One does not simply walk into Mordor… Sure, but can you take transit instead? For April Fool’s Day, we take a look at some unique maps.
Los Angeles Metro recently released an updated version of their bus and rail map. It’s got some nice curvy lines, stylish font, and shows bus service from the other major transit agencies in the county. Given this new map, for April Fools’ Day we’ve explored other cool transit maps that exist only on the interwebs – maps for imaginary or abstract places and things!
LA Metro redesigned the bus and rail map with curves, more geography (Red Line going through 5 miles of mountains still omitted 🤔), line thickness per capacity, dotted lines for weekday/peak only routes, and has the appearance of a functional system. pic.twitter.com/4MH57eauCh
— thanks for going Ⓜ️ (@SubwayJoyride) December 24, 2018
Next Stop: Mordor
Boromir’s legendary words — one does not simply walk into Mordor — have taken on new meanings in this map. Christian Tate’s map, commissioned for an article by Empire Magazine, describes the many ways the Lord of the Rings characters traversed Middle Earth to reach Mordor. The illustrations are clean and beautiful, and sure to delight any LOTR fans. We especially like this map’s use of landmarks — noting when characters died, traveled by eagles, or battled. However, we can’t decide whether the geographic scale is accurate…
Gifts En Route
This next map charts the courses of different cultures’ gift-givers come holiday time. You can check out the routes of Santa Claus, The Three Kings, La Befana, Grandfather Frost, and many more. We like this map’s illustration of how different cultures are connected to one another, and how so many different countries have a version of wintertime gift-giving. Geographic scale could be improved in this one, but it’s still nice to trace the different routes across the world. Looking at this map, we can also see some imperialist legacies of colonization on culture; France’s Père Noël is busy leaving gifts in many of the former French colonies such as Egypt, Vietnam, Canada, Haiti.

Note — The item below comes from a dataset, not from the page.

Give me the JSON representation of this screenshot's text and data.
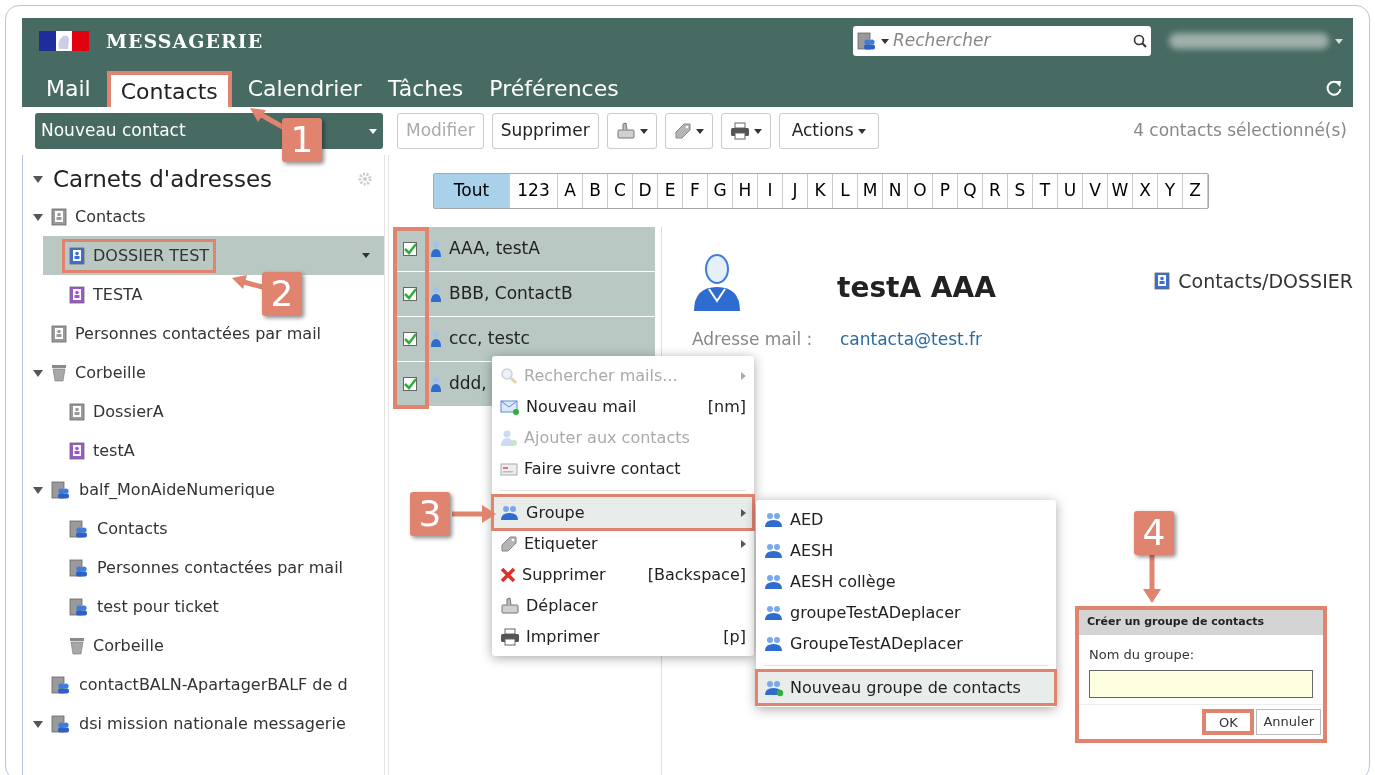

All Roads Lead to Rome
Even though subways weren’t around in Ancient Roman times, our next map beautifully illustrates what would have happened if they were. The Roman Empire is known for its expansive road system, totaling 250,000 miles with 50,000 miles of them stone-paved. This map connects all roads together, grouping certain segments and presenting them as subway routes. While the map remains anonymous (thanks Reddit/MapPorn!), we appreciate the details. Why certain lines are grouped together remains a mystery to us; however, we can get a really good sense of the network and scale of roadways that were built during the course of the empire.
The Hip Bone’s Connected to the…
And now a map everyone travels through each day. Created by illustrator Sam Loman, this map details the many different systems within our body, and some of the key organs and body parts they serve. Of note is the different sizes of the stations, depending on how many lines run through them. The heart is the biggest, serving the arterial, central nervous system, venous, respiratory, digestive, and musculetal lines. This is a super useful map for any students trying to memorize how the duodenum interacts with other organs as part of the digestive system!These maps are cool, but do you have research, class project, or idea that we should highlight? Students, faculty, and staff in the Pacific Southwest Region University Transportation Center are always welcome to submit blog posts for The Circulator. Drop us a note at: email@example.com.
Ma'ayan is a graduate student in urban planning at UCLA Luskin. She previously worked as a program specialist at a transportation consulting firm and a writer for Planetizen, and holds a bachelor’s degree in urban studies from Stanford University.